Try it
Return each record shown below exactly, with none omitted.

[Dataset rows describing interfaces]
*****
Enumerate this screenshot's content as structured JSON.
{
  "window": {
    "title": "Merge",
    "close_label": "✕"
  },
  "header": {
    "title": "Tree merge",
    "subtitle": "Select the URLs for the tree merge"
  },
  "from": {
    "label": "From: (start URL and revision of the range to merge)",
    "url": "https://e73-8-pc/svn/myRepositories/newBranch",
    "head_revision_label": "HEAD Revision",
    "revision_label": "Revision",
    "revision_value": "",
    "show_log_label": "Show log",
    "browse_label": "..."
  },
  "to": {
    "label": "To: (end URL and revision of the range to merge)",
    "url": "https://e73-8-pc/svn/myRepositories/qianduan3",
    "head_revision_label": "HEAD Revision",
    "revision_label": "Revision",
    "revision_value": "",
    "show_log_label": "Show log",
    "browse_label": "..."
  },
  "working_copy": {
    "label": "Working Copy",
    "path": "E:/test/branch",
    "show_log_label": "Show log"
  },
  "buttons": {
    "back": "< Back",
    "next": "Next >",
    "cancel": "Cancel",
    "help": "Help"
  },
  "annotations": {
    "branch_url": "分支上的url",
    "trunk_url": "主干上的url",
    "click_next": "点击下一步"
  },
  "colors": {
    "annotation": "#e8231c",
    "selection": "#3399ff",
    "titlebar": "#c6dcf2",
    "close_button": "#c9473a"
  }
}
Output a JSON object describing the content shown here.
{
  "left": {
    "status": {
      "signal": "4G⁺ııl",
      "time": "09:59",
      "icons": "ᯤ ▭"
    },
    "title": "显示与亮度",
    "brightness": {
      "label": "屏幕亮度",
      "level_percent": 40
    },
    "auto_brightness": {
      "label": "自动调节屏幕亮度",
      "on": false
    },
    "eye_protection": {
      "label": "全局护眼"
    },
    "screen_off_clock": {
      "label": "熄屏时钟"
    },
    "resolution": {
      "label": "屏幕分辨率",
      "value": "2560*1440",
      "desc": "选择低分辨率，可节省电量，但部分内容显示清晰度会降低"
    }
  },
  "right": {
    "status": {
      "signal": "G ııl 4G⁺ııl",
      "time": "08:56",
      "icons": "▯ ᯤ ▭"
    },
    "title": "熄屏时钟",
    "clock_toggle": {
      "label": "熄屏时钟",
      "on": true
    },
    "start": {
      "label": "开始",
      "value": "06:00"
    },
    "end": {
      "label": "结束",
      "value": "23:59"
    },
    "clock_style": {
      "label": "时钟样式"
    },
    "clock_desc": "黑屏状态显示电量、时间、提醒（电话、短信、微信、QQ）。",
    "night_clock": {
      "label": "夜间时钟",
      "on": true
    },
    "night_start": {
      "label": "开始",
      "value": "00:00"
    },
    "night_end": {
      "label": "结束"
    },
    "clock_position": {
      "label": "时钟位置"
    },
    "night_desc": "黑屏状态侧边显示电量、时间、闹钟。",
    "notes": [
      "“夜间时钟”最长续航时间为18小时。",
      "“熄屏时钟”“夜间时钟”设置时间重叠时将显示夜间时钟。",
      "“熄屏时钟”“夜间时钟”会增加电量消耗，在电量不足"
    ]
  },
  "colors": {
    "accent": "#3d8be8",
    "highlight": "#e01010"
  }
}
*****
Answer to this task
Enumerate this screenshot's content as structured JSON.
{
  "window": {
    "title": "Merge",
    "close_label": "✕"
  },
  "header": {
    "title": "Tree merge",
    "subtitle": "Select the URLs for the tree merge"
  },
  "from": {
    "label": "From: (start URL and revision of the range to merge)",
    "url": "https://e73-8-pc/svn/myRepositories/newBranch",
    "head_revision_label": "HEAD Revision",
    "revision_label": "Revision",
    "revision_value": "",
    "show_log_label": "Show log",
    "browse_label": "..."
  },
  "to": {
    "label": "To: (end URL and revision of the range to merge)",
    "url": "https://e73-8-pc/svn/myRepositories/qianduan3",
    "head_revision_label": "HEAD Revision",
    "revision_label": "Revision",
    "revision_value": "",
    "show_log_label": "Show log",
    "browse_label": "..."
  },
  "working_copy": {
    "label": "Working Copy",
    "path": "E:/test/branch",
    "show_log_label": "Show log"
  },
  "buttons": {
    "back": "< Back",
    "next": "Next >",
    "cancel": "Cancel",
    "help": "Help"
  },
  "annotations": {
    "branch_url": "分支上的url",
    "trunk_url": "主干上的url",
    "click_next": "点击下一步"
  },
  "colors": {
    "annotation": "#e8231c",
    "selection": "#3399ff",
    "titlebar": "#c6dcf2",
    "close_button": "#c9473a"
  }
}
Output a JSON object describing the content shown here.
{
  "left": {
    "status": {
      "signal": "4G⁺ııl",
      "time": "09:59",
      "icons": "ᯤ ▭"
    },
    "title": "显示与亮度",
    "brightness": {
      "label": "屏幕亮度",
      "level_percent": 40
    },
    "auto_brightness": {
      "label": "自动调节屏幕亮度",
      "on": false
    },
    "eye_protection": {
      "label": "全局护眼"
    },
    "screen_off_clock": {
      "label": "熄屏时钟"
    },
    "resolution": {
      "label": "屏幕分辨率",
      "value": "2560*1440",
      "desc": "选择低分辨率，可节省电量，但部分内容显示清晰度会降低"
    }
  },
  "right": {
    "status": {
      "signal": "G ııl 4G⁺ııl",
      "time": "08:56",
      "icons": "▯ ᯤ ▭"
    },
    "title": "熄屏时钟",
    "clock_toggle": {
      "label": "熄屏时钟",
      "on": true
    },
    "start": {
      "label": "开始",
      "value": "06:00"
    },
    "end": {
      "label": "结束",
      "value": "23:59"
    },
    "clock_style": {
      "label": "时钟样式"
    },
    "clock_desc": "黑屏状态显示电量、时间、提醒（电话、短信、微信、QQ）。",
    "night_clock": {
      "label": "夜间时钟",
      "on": true
    },
    "night_start": {
      "label": "开始",
      "value": "00:00"
    },
    "night_end": {
      "label": "结束"
    },
    "clock_position": {
      "label": "时钟位置"
    },
    "night_desc": "黑屏状态侧边显示电量、时间、闹钟。",
    "notes": [
      "“夜间时钟”最长续航时间为18小时。",
      "“熄屏时钟”“夜间时钟”设置时间重叠时将显示夜间时钟。",
      "“熄屏时钟”“夜间时钟”会增加电量消耗，在电量不足"
    ]
  },
  "colors": {
    "accent": "#3d8be8",
    "highlight": "#e01010"
  }
}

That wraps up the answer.